Just a few examples:

  • Buchan Neighbourhood House established a phone tree for sharing urgent information during bushfire emergencies, but it’s now been repurposed into a weekly wellbeing check-in.
  • Ethnic Communities Council of Victoria reports that many organisations call vulnerable members every week to ask about their wellbeing and groceries supply.
  • Friends for Good’s FriendLine provides social connection via chats with volunteers by phone and online.
  • Leongatha Community House is running online Zoom sessions for its music and language classes.
  • Lively trains and employs young people to help older Victorians stay connected, which currently includes help like technology support and wellbeing check-ins.
  • Men’s Shed Association has launched The Shed Online, which provides an online community forum for members to share experiences and discuss home DIY.
  • Morwell Neighbourhood House is calling its client database fortnightly to check up on their welfare, and have also been asking clients if they have family or friends who’d benefit from a call as well.
  • Neighbourhood Connect facilitates neighbourhood groups across Australia and is providing online tools and tips for communities to stay connected during the pandemic.
  • Thomastown Neighbourhood House is calling vulnerable residents and dropping off flyers to letterboxes to reach people without internet access.
  • Old Courthouse Community Centre in Casterton made daily calls to isolated members of the community before the pandemic, but now one volunteer is matched with one resident to foster meaningful connections.

As well as all this there’s anecdotal evidence of more community-led focus on reaching out to people who might be vulnerable to loneliness. Neighbours dropping ‘connection cards’; a rash of artful sidewalk messaging; even socially distant teddybear hunts to keep local kids happy.

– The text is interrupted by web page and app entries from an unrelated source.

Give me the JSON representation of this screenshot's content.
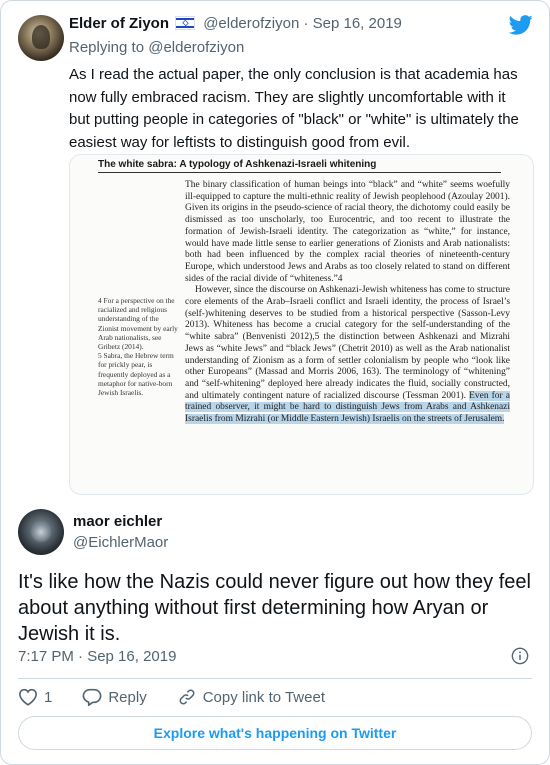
{
  "quoted_tweet": {
    "author_name": "Elder of Ziyon",
    "handle": "@elderofziyon",
    "separator": "·",
    "date": "Sep 16, 2019",
    "replying_to": "Replying to @elderofziyon",
    "text": "As I read the actual paper, the only conclusion is that academia has now fully embraced racism. They are slightly uncomfortable with it but putting people in categories of \"black\" or \"white\" is ultimately the easiest way for leftists to distinguish good from evil."
  },
  "paper_image": {
    "title": "The white sabra: A typology of Ashkenazi-Israeli whitening",
    "paragraph1": "The binary classification of human beings into “black” and “white” seems woefully ill-equipped to capture the multi-ethnic reality of Jewish peoplehood (Azoulay 2001). Given its origins in the pseudo-science of racial theory, the dichotomy could easily be dismissed as too unscholarly, too Eurocentric, and too recent to illustrate the formation of Jewish-Israeli identity. The categorization as “white,” for instance, would have made little sense to earlier generations of Zionists and Arab nationalists: both had been influenced by the complex racial theories of nineteenth-century Europe, which understood Jews and Arabs as too closely related to stand on different sides of the racial divide of “whiteness.”4",
    "paragraph2": "However, since the discourse on Ashkenazi-Jewish whiteness has come to structure core elements of the Arab–Israeli conflict and Israeli identity, the process of Israel’s (self-)whitening deserves to be studied from a historical perspective (Sasson-Levy 2013). Whiteness has become a crucial category for the self-understanding of the “white sabra” (Benvenisti 2012),5 the distinction between Ashkenazi and Mizrahi Jews as “white Jews” and “black Jews” (Chetrit 2010) as well as the Arab nationalist understanding of Zionism as a form of settler colonialism by people who “look like other Europeans” (Massad and Morris 2006, 163). The terminology of “whitening” and “self-whitening” deployed here already indicates the fluid, socially constructed, and ultimately contingent nature of racialized discourse (Tessman 2001).",
    "highlighted": "Even for a trained observer, it might be hard to distinguish Jews from Arabs and Ashkenazi Israelis from Mizrahi (or Middle Eastern Jewish) Israelis on the streets of Jerusalem.",
    "footnote4": "4 For a perspective on the racialized and religious understanding of the Zionist movement by early Arab nationalists, see Gribetz (2014).",
    "footnote5": "5 Sabra, the Hebrew term for prickly pear, is frequently deployed as a metaphor for native-born Jewish Israelis."
  },
  "reply_tweet": {
    "author_name": "maor eichler",
    "handle": "@EichlerMaor",
    "text": "It's like how the Nazis could never figure out how they feel about anything without first determining how Aryan or Jewish it is.",
    "timestamp": "7:17 PM · Sep 16, 2019"
  },
  "actions": {
    "like_count": "1",
    "reply_label": "Reply",
    "copy_link_label": "Copy link to Tweet"
  },
  "footer": {
    "explore_label": "Explore what's happening on Twitter"
  },
  "icons": {
    "brand": "twitter-bird-icon",
    "info": "info-icon",
    "like": "heart-icon",
    "reply": "reply-bubble-icon",
    "link": "link-icon"
  },
  "colors": {
    "accent": "#1d9bf0",
    "secondary_text": "#536471",
    "highlight": "#b9d5ea"
  }
}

There have also been government initiatives to tackle loneliness in the community. The Victorian Government is providing phones and extra data to some vulnerable households, and launching a phone-line to reach out to isolated Victorians. And the Federal Government has launched the 24/7 Coronavirus Mental Wellbeing Support Service, developed by Beyond Blue and including a phone-line staffed by mental health professionals.

More needs to be done, particularly for those groups who are most vulnerable to loneliness – including people who are young, culturally and linguistically diverse, living alone or unemployed.

And of course the digital divide is being felt more strongly than ever, now that anyone on the wrong side of it is unable to access resources that have moved online, or keep in touch with family and friends. This includes more than 300,000 Victorian households with no internet access at all.

The measures that are being taken by community organisations, individuals and governments are a recognition that loneliness is not, and never was, a peripheral problem.

Humans are social animals, and maybe we’d lost sight of how much our health and wellbeing depends on staying connected to each other.

Maybe Covid-19 will keep reminding us, even after the crisis has passed.

 

We would love to hear what your organisation is doing to keep people connected. Send Ben an email or give us a call on 9235 1000.